- Patrick Collison, co-founder and CEO of Stripe, stated: “Initially (Stripe) very much spread through a word of mouth process. That was surprising to us because it’s a payment system, not a social network so it’s not something you’d think would have any virality whatsoever. But it became clear that everything else was so bad and so painful to work with that people actually were selling this to their friends.”
- Another strategy implemented by the company was sending care packages to “developers who deployed live instances of Stripe,” which included t-shirts that were worn proudly and shared on social media to other developers.
- The company does not publicly share its internal metrics. However, as per CBInsights, one of its KPIs is the number of transactions.
- After its launch in 2011, Stripe raised a seed round from Sequoia Capital, Andreessen Horowitz, SV Angel, and PayPal founders Peter Thiel and Elon Musk that same year. In January 2014, the company reached unicorn status with a valuation of $1.8 billion.
- In August 2019, Stripe raised $1.1 billion and was valued at $35 billion.
SmarterQueue’s main strategies to grow in its early stage include focusing on customer feedback, building a remote team, and implementing a referral program.
- As SmarterQueue relied from the start on organic revenue, every decision made was “guided by customer feedback,” which has been a core foundation of the company.
- SmarterQueue listens to customer pain points, makes sure that customers are willing to pay for the solution, and builds solutions to their problems.
Building a Remote Team
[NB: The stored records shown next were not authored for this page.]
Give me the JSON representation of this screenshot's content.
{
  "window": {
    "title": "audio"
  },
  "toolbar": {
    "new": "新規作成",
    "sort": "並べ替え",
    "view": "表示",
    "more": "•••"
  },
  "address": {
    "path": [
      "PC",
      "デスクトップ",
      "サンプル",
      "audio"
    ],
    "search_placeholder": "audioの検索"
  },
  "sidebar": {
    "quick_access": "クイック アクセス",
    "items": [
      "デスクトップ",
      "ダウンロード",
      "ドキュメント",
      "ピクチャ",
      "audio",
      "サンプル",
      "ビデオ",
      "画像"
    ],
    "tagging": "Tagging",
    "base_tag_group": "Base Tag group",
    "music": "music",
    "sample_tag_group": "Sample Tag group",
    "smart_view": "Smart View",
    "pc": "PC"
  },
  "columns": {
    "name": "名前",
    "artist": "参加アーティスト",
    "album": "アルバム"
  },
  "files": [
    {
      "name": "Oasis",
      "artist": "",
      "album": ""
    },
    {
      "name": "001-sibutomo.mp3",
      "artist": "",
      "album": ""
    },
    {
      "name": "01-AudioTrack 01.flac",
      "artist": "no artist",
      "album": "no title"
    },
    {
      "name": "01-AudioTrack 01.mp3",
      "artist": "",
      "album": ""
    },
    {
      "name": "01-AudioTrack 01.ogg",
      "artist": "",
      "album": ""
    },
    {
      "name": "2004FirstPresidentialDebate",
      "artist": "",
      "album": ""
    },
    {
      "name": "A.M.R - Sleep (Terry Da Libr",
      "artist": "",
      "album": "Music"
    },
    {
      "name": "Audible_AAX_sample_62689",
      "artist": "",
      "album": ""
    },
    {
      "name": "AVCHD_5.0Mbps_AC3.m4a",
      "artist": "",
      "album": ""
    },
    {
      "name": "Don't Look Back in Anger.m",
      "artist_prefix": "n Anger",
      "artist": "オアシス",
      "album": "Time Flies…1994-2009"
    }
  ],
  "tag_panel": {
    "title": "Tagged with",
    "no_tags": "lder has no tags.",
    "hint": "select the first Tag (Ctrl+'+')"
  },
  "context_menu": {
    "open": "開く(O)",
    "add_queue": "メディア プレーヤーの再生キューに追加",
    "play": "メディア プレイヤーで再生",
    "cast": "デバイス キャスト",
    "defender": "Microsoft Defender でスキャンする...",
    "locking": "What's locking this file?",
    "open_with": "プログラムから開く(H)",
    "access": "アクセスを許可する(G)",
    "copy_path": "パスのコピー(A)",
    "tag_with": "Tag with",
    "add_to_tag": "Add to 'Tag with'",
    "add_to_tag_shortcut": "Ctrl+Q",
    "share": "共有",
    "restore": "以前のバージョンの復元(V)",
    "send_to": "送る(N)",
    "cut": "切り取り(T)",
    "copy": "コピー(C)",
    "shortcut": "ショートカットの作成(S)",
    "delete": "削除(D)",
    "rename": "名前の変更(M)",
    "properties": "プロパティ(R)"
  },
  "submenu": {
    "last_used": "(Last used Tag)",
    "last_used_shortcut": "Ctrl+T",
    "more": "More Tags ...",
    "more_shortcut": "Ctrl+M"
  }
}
- According to Claude Schneider, founder and CEO of SmaraterQueue, as workload grew too much to manage alone, he sought remote workers from around the world.
- His team started with 3-5 people in 2016 and 2017 to 15 people in 2018.
- As of 2018, the company had not implemented any major marketing campaigns. All of its early growth “has come from word-of-mouth referrals.” This strategy has brought the company a steady stream of traffic to its website.
- By rewarding users for spreading the word and writing product reviews on their blogs, the company has created a scalable and affordable marketing channel.
- According to available data, one of the company’s KPI is the number of paying customers.